Dataset rows describing interfaces:
- - - - - - -

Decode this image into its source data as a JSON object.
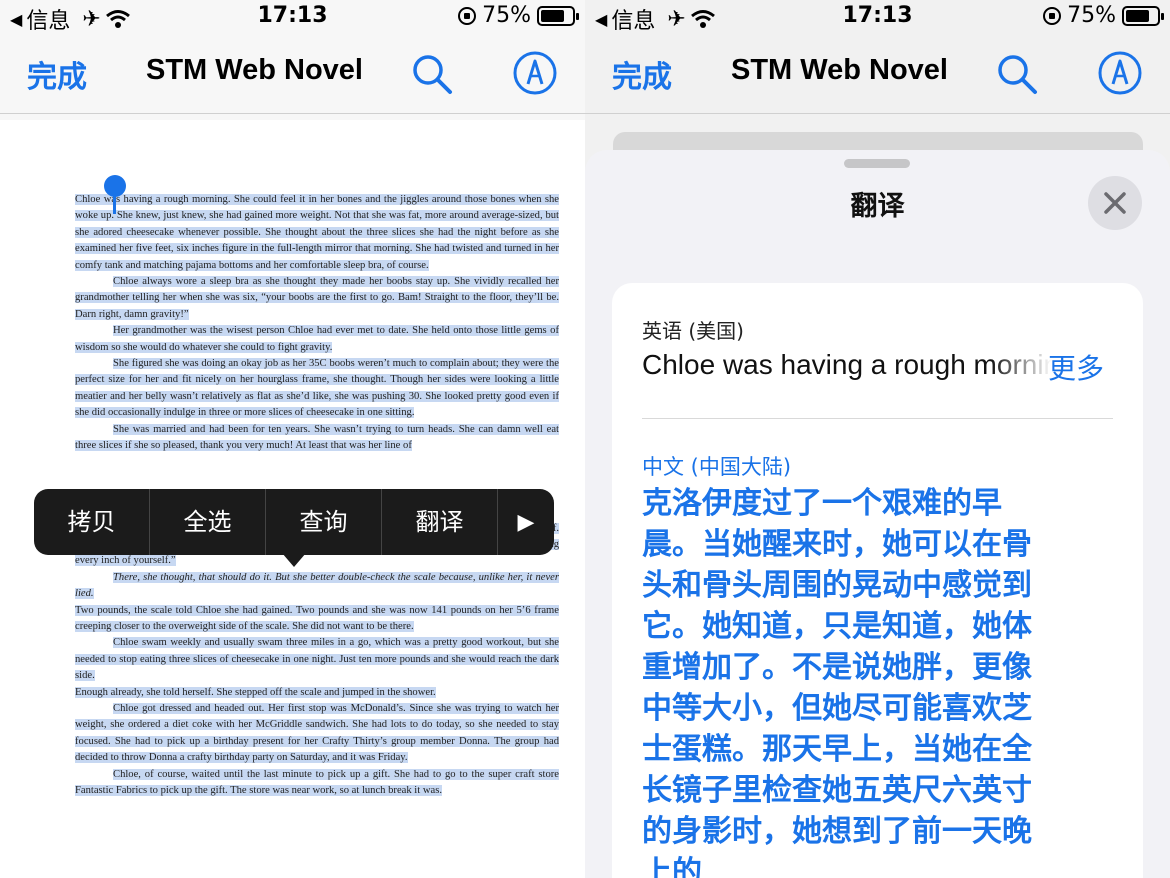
{
  "status_bar": {
    "back_label": "信息",
    "time": "17:13",
    "battery_percent": "75%",
    "battery_level": 0.75
  },
  "left": {
    "nav": {
      "done": "完成",
      "title": "STM Web Novel",
      "search_icon": "search-icon",
      "markup_icon": "markup-pen-icon"
    },
    "document": {
      "paragraphs": [
        "Chloe was having a rough morning. She could feel it in her bones and the jiggles around those bones when she woke up. She knew, just knew, she had gained more weight. Not that she was fat, more around average-sized, but she adored cheesecake whenever possible. She thought about the three slices she had the night before as she examined her five feet, six inches figure in the full-length mirror that morning. She had twisted and turned in her comfy tank and matching pajama bottoms and her comfortable sleep bra, of course.",
        "Chloe always wore a sleep bra as she thought they made her boobs stay up. She vividly recalled her grandmother telling her when she was six, “your boobs are the first to go. Bam! Straight to the floor, they’ll be. Darn right, damn gravity!”",
        "Her grandmother was the wisest person Chloe had ever met to date. She held onto those little gems of wisdom so she would do whatever she could to fight gravity.",
        "She figured she was doing an okay job as her 35C boobs weren’t much to complain about; they were the perfect size for her and fit nicely on her hourglass frame, she thought. Though her sides were looking a little meatier and her belly wasn’t relatively as flat as she’d like, she was pushing 30. She looked pretty good even if she did occasionally indulge in three or more slices of cheesecake in one sitting.",
        "She was married and had been for ten years. She wasn’t trying to turn heads. She can damn well eat three slices if she so pleased, thank you very much! At least that was her line of",
        "a few times until it finally freed her head shaped face so she could have her morning heart to heart with herself. She again looked into her eyes and said, “you are not fat. You are beautiful, and you will leave this room loving every inch of yourself.”",
        "There, she thought, that should do it. But she better double-check the scale because, unlike her, it never lied.",
        "Two pounds, the scale told Chloe she had gained. Two pounds and she was now 141 pounds on her 5’6 frame creeping closer to the overweight side of the scale. She did not want to be there.",
        "Chloe swam weekly and usually swam three miles in a go, which was a pretty good workout, but she needed to stop eating three slices of cheesecake in one night. Just ten more pounds and she would reach the dark side.",
        "Enough already, she told herself. She stepped off the scale and jumped in the shower.",
        "Chloe got dressed and headed out. Her first stop was McDonald’s. Since she was trying to watch her weight, she ordered a diet coke with her McGriddle sandwich. She had lots to do today, so she needed to stay focused. She had to pick up a birthday present for her Crafty Thirty’s group member Donna. The group had decided to throw Donna a crafty birthday party on Saturday, and it was Friday.",
        "Chloe, of course, waited until the last minute to pick up a gift. She had to go to the super craft store Fantastic Fabrics to pick up the gift. The store was near work, so at lunch break it was."
      ]
    },
    "context_menu": {
      "items": [
        "拷贝",
        "全选",
        "查询",
        "翻译"
      ],
      "more_icon": "play-triangle-icon"
    }
  },
  "right": {
    "nav": {
      "done": "完成",
      "title": "STM Web Novel",
      "search_icon": "search-icon",
      "markup_icon": "markup-pen-icon"
    },
    "sheet": {
      "title": "翻译",
      "close_icon": "close-icon",
      "source_language": "英语 (美国)",
      "source_text": "Chloe was having a rough morning",
      "more_label": "更多",
      "target_language": "中文 (中国大陆)",
      "target_text": "克洛伊度过了一个艰难的早晨。当她醒来时，她可以在骨头和骨头周围的晃动中感觉到它。她知道，只是知道，她体重增加了。不是说她胖，更像中等大小，但她尽可能喜欢芝士蛋糕。那天早上，当她在全长镜子里检查她五英尺六英寸的身影时，她想到了前一天晚上的"
    }
  },
  "colors": {
    "accent": "#1a73e8",
    "selection": "#c7d8f2",
    "menu_bg": "#1b1b1b"
  }
}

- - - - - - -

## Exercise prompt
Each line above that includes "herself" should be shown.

## Answer section
        "a few times until it finally freed her head shaped face so she could have her morning heart to heart with herself. She again looked into her eyes and said, “you are not fat. You are beautiful, and you will leave this room loving every inch of yourself.”",
        "Enough already, she told herself. She stepped off the scale and jumped in the shower.",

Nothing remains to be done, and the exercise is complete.